In the weeks leading up to Russell’s most recent arrest, Humber posted messages gloating and taunting about the lack of leads in the recent substation attack in Moore County, North Carolina. While the culprits are still at large and their motives remain unknown, right wing terror’s favorite ideologues like James Mason have long advocated for infrastructure attacks. Immediately after Russell was arrested, Humber was seen defending him and AWD and posting about how much she “loves [her] terror bros”. The day after Russell’s charging documents were unsealed, it was back to terror-posting as usual for Humber, who was encouraging anyone who might heed her message to film themselves as they commit mass-murder:
“It’s been way too long since we’ve had a LIVESTREAM TO REMEMBER…
YOU could change that, if you wanted to…
Be the change, Brother.
Break the monotony.

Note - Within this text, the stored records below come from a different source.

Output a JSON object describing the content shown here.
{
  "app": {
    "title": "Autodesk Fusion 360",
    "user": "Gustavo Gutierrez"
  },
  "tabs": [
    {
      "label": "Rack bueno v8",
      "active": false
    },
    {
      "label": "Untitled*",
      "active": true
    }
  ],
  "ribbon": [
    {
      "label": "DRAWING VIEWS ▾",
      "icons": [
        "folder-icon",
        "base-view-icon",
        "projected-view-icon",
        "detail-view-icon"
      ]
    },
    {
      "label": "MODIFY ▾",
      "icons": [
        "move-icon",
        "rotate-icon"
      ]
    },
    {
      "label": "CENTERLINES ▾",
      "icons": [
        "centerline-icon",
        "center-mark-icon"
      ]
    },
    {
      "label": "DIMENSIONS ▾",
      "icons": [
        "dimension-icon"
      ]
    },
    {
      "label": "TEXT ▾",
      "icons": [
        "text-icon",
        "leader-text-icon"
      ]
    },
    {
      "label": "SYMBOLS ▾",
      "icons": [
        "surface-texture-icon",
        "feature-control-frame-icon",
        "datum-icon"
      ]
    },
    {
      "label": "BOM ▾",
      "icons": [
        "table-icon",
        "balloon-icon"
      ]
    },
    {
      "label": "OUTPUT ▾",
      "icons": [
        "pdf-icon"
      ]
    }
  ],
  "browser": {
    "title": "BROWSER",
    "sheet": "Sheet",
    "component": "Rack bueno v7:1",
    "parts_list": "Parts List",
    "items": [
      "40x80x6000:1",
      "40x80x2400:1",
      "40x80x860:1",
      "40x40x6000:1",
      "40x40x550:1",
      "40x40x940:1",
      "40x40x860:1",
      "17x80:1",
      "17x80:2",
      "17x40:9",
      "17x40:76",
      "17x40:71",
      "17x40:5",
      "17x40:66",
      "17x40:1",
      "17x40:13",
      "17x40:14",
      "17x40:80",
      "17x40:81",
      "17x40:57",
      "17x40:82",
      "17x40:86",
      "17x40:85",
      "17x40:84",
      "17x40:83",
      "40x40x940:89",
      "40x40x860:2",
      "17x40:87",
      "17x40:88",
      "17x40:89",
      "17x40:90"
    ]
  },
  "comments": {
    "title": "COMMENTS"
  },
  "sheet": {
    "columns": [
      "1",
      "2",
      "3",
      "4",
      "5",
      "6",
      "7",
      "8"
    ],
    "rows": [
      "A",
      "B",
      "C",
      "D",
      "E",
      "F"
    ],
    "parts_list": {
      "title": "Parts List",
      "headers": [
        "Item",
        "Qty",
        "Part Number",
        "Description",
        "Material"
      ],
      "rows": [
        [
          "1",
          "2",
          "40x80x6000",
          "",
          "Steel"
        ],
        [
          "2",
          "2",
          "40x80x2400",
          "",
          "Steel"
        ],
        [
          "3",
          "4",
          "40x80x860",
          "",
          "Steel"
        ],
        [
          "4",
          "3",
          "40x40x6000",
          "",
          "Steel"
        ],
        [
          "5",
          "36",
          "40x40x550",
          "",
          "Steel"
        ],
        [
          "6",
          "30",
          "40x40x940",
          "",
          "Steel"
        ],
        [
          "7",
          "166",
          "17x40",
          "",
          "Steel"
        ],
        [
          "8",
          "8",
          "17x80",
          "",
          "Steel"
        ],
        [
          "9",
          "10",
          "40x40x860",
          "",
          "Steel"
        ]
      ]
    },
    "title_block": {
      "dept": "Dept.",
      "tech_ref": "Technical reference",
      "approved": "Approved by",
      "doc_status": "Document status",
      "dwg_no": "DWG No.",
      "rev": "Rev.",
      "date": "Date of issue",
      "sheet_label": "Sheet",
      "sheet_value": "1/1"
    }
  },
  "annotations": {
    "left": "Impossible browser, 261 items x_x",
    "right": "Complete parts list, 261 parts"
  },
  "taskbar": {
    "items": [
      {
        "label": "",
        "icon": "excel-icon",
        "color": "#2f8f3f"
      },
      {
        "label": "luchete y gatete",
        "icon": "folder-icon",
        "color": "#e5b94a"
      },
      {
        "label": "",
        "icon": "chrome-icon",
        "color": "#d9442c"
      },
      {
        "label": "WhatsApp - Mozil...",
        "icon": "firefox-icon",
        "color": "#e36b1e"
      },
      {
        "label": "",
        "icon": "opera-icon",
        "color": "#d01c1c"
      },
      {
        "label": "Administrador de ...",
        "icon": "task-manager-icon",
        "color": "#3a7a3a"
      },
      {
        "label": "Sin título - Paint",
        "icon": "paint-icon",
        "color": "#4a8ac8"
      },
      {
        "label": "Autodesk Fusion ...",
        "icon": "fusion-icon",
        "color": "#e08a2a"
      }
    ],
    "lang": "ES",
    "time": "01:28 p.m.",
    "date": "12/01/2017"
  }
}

Give us something to celebrate.
YOU. GOT. THIS.”
Nazism is a cult for people for people who are dead inside. Those who adhere to it worship death and whitewash failure. Throughout her life, Dallas Humber has chosen to go out of her way for violent failures of men, from her pedophile boyfriend to the Nazis she tries to cultivate online. Luke Kenna, the Church of Aryanity member who LCRW previously covered, got caught with body armor and a ghost gun during a routine traffic stop. Kenna, Brian Tierney and Michael J. Brown thought pretending their armed robbery plot was a screenplay they were writing together would fool the cops if they were found out. It didn’t. Brandon Russell did four years for getting caught plotting terror then bragged about a plan to commit more terror to an FBI informant after he got out. Even “martyrs” like the Tepláreň shooter didn’t achieve the kind of violence they really wanted and wound up dying just like Hitler—a loser whose story ended with a brief flash of lead and cordite.
But sometimes, as was the case with the Tepláreň shooter, their failures are still deadly—and Humber wants to push more men like that over a murderous ledge.